Inductive reasoning moves from specific observations to broader generalizations. If you see one goose, you might think, geese are white, but you don't have a large enough sample to know. See two, and you begin to see a pattern, see the flock and you have a big enough sample to draw a conclusion: geese are white, or "most" geese are white.
inductive reasoning, pattern recognition test
Sherlock Holmes, Silver Blaze
In the short story,
The Adventure of Silver Blaze
, Sherlock Holmes solves a murder by establishing the
that dogs bark at strangers.
Silver Blaze is a champion race horse who disappears from the stables the night his trainer is murdered. Holmes has two premises: 1) The dogs didn’t bark the night of the murderer broke into the barn where Silver Blaze was stabled, and 2) dogs bark at strangers. These premises lead Holmes to the
the dogs knew the murderer. His
s turns out to be correct and lead to an accurate
conclusion; Holmes solves the mystery and the murder
. One could argue he's used deductive reasoning, setting up the general premise, "dogs bark at strangers," and then the more specific, "these dogs did not bark at whoever entered the stables," therefore, "whoever entered the stables was not a stranger." One could also argue
Holmes is using inductive reasoning, essentially reasoning by sign, (the clues), and perhaps by cause, (because dogs bark at strangers, therefore...) In fact, Holmes uses both forms of reasoning to solve crimes.
Here's a clip showing the dogs barking at Holmes. It's from an old (1988) BBC version of the story.

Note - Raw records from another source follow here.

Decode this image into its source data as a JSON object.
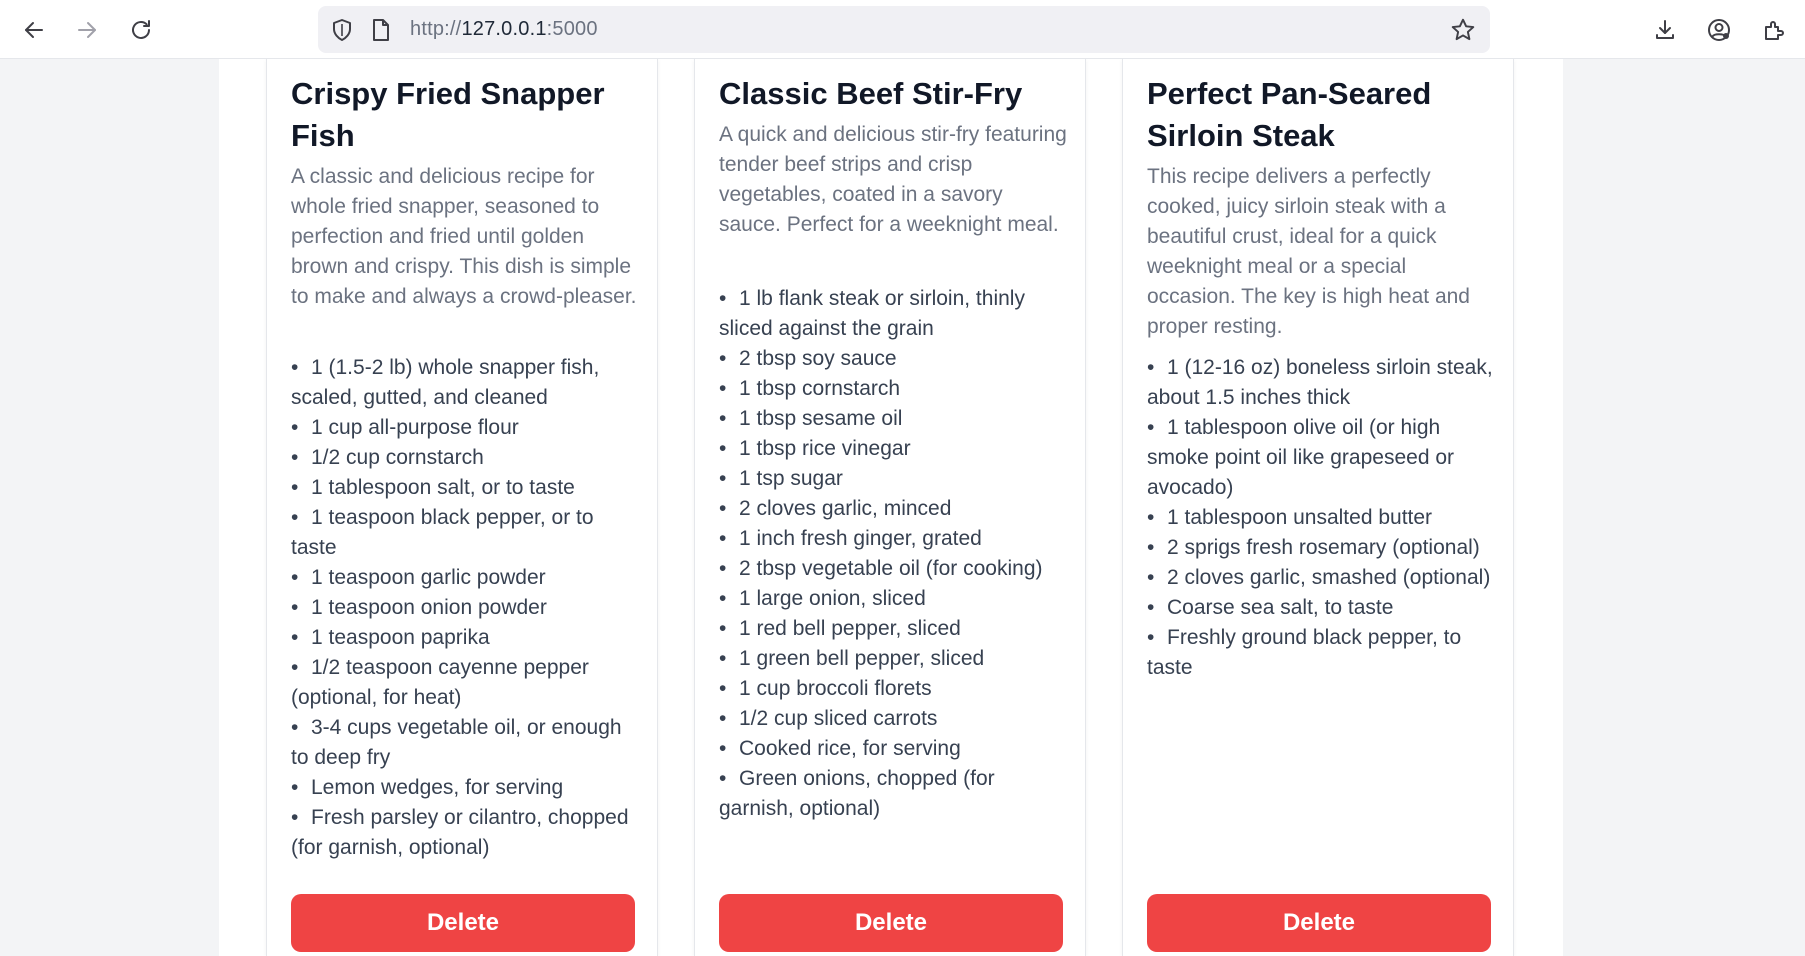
{
  "browser": {
    "url_prefix": "http://",
    "url_host": "127.0.0.1",
    "url_port": ":5000"
  },
  "recipes": [
    {
      "title": "Crispy Fried Snapper Fish",
      "description": "A classic and delicious recipe for whole fried snapper, seasoned to perfection and fried until golden brown and crispy. This dish is simple to make and always a crowd-pleaser.",
      "ingredients": [
        "1 (1.5-2 lb) whole snapper fish, scaled, gutted, and cleaned",
        "1 cup all-purpose flour",
        "1/2 cup cornstarch",
        "1 tablespoon salt, or to taste",
        "1 teaspoon black pepper, or to taste",
        "1 teaspoon garlic powder",
        "1 teaspoon onion powder",
        "1 teaspoon paprika",
        "1/2 teaspoon cayenne pepper (optional, for heat)",
        "3-4 cups vegetable oil, or enough to deep fry",
        "Lemon wedges, for serving",
        "Fresh parsley or cilantro, chopped (for garnish, optional)"
      ],
      "delete_label": "Delete"
    },
    {
      "title": "Classic Beef Stir-Fry",
      "description": "A quick and delicious stir-fry featuring tender beef strips and crisp vegetables, coated in a savory sauce. Perfect for a weeknight meal.",
      "ingredients": [
        "1 lb flank steak or sirloin, thinly sliced against the grain",
        "2 tbsp soy sauce",
        "1 tbsp cornstarch",
        "1 tbsp sesame oil",
        "1 tbsp rice vinegar",
        "1 tsp sugar",
        "2 cloves garlic, minced",
        "1 inch fresh ginger, grated",
        "2 tbsp vegetable oil (for cooking)",
        "1 large onion, sliced",
        "1 red bell pepper, sliced",
        "1 green bell pepper, sliced",
        "1 cup broccoli florets",
        "1/2 cup sliced carrots",
        "Cooked rice, for serving",
        "Green onions, chopped (for garnish, optional)"
      ],
      "delete_label": "Delete"
    },
    {
      "title": "Perfect Pan-Seared Sirloin Steak",
      "description": "This recipe delivers a perfectly cooked, juicy sirloin steak with a beautiful crust, ideal for a quick weeknight meal or a special occasion. The key is high heat and proper resting.",
      "ingredients": [
        "1 (12-16 oz) boneless sirloin steak, about 1.5 inches thick",
        "1 tablespoon olive oil (or high smoke point oil like grapeseed or avocado)",
        "1 tablespoon unsalted butter",
        "2 sprigs fresh rosemary (optional)",
        "2 cloves garlic, smashed (optional)",
        "Coarse sea salt, to taste",
        "Freshly ground black pepper, to taste"
      ],
      "delete_label": "Delete"
    }
  ],
  "colors": {
    "delete_button": "#ef4444",
    "title_text": "#111827",
    "description_text": "#6b7280",
    "ingredient_text": "#374151"
  },
  "icons": {
    "back": "arrow-left-icon",
    "forward": "arrow-right-icon",
    "reload": "reload-icon",
    "shield": "shield-icon",
    "page": "page-icon",
    "bookmark": "star-icon",
    "downloads": "download-icon",
    "account": "account-icon",
    "extensions": "extensions-icon"
  }
}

Here's a link for more
Holmes' Hat Trick
Here's a clip from a Sherlock Holmes episode produced by the BBC in the 1980s. In it Holmes is establishing the character of a man he's never met simply by examining his hat and following the clues. Holmes basically uses Inductive reasoning to arrive at his conclusions. He establishes premises and then arrives at his conclusions based on them.
Owls: Inductive Reasoning

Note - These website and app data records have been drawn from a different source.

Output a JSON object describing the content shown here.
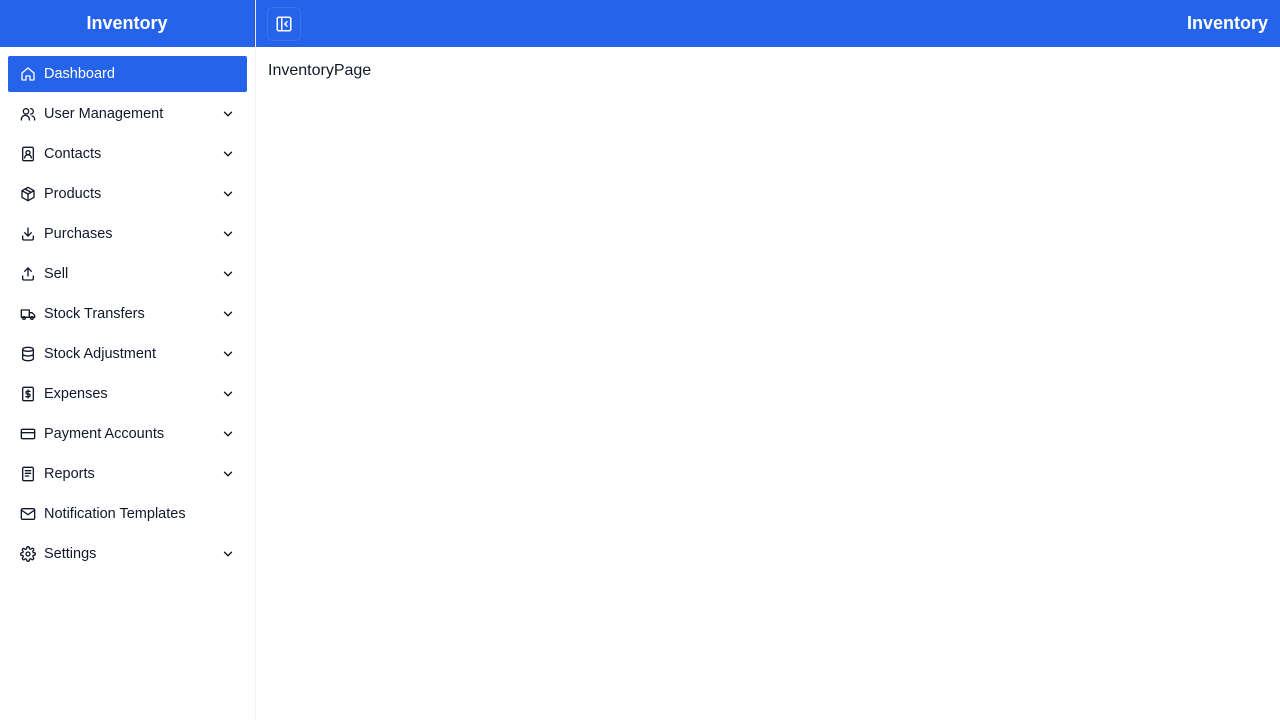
{
  "brand": {
    "title": "Inventory"
  },
  "topbar": {
    "title": "Inventory",
    "toggle_icon": "sidebar-collapse-icon"
  },
  "main": {
    "text": "InventoryPage"
  },
  "colors": {
    "primary": "#2563eb",
    "text": "#111827"
  },
  "sidebar": {
    "items": [
      {
        "label": "Dashboard",
        "icon": "home-icon",
        "active": true,
        "expandable": false
      },
      {
        "label": "User Management",
        "icon": "users-icon",
        "expandable": true
      },
      {
        "label": "Contacts",
        "icon": "contact-book-icon",
        "expandable": true
      },
      {
        "label": "Products",
        "icon": "package-icon",
        "expandable": true
      },
      {
        "label": "Purchases",
        "icon": "download-icon",
        "expandable": true
      },
      {
        "label": "Sell",
        "icon": "upload-icon",
        "expandable": true
      },
      {
        "label": "Stock Transfers",
        "icon": "truck-icon",
        "expandable": true
      },
      {
        "label": "Stock Adjustment",
        "icon": "database-icon",
        "expandable": true
      },
      {
        "label": "Expenses",
        "icon": "dollar-receipt-icon",
        "expandable": true
      },
      {
        "label": "Payment Accounts",
        "icon": "credit-card-icon",
        "expandable": true
      },
      {
        "label": "Reports",
        "icon": "book-icon",
        "expandable": true
      },
      {
        "label": "Notification Templates",
        "icon": "mail-icon",
        "expandable": false
      },
      {
        "label": "Settings",
        "icon": "gear-icon",
        "expandable": true
      }
    ]
  }
}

We can induce from these examples that owls (or most or many owls) have the ability to turn their heads in a unique way. We are reasoning from the one to the many.
Example #1: Owl turning its head
Example #2: Owl turning its head
Example #3: Owl turning its head
Cheetah Girl—France 3 News
Cheetahs in Captivity
Cheetah in Slow Motion
Cheetah Jumps on Car
Cheethas in the Serengeti, a documentary
Interestingly, the above reasoning about planets may not be sound. An asteroid in the solar system has been discovered revolving around the sun It's called Vesta and it's causing much debate among scientists.
Check this out
Properly formed deductive arguments are called
The conclusion of a valid deductive argument only makes explicit what is already contained in the premise
In real life, of course, we can't always be sure of our premises, so the conclusions of real-life deductive arguments still have to be examined carefully.
For the logic to be formatted correctly, we would have to say that some old TV shows are penguins. The category being defined is penguins. Penguins are many things beyond "black and white." Look to the first term.
Men are many things beyond mortal. We don't know from the premise that all men are mortal, whether other creatures are mortal. We learn nothing about mortality from the first premise. We can not speculate about the mortality of Socrates because we don't know from the two premises whether he's a man. He could be the name of someone's dog. The second premise has to give us information about the category or quality we have explained.... in the above case that men are mortal.
How Penguins gave up flying.
help on how to format text
Turn off "Getting Started"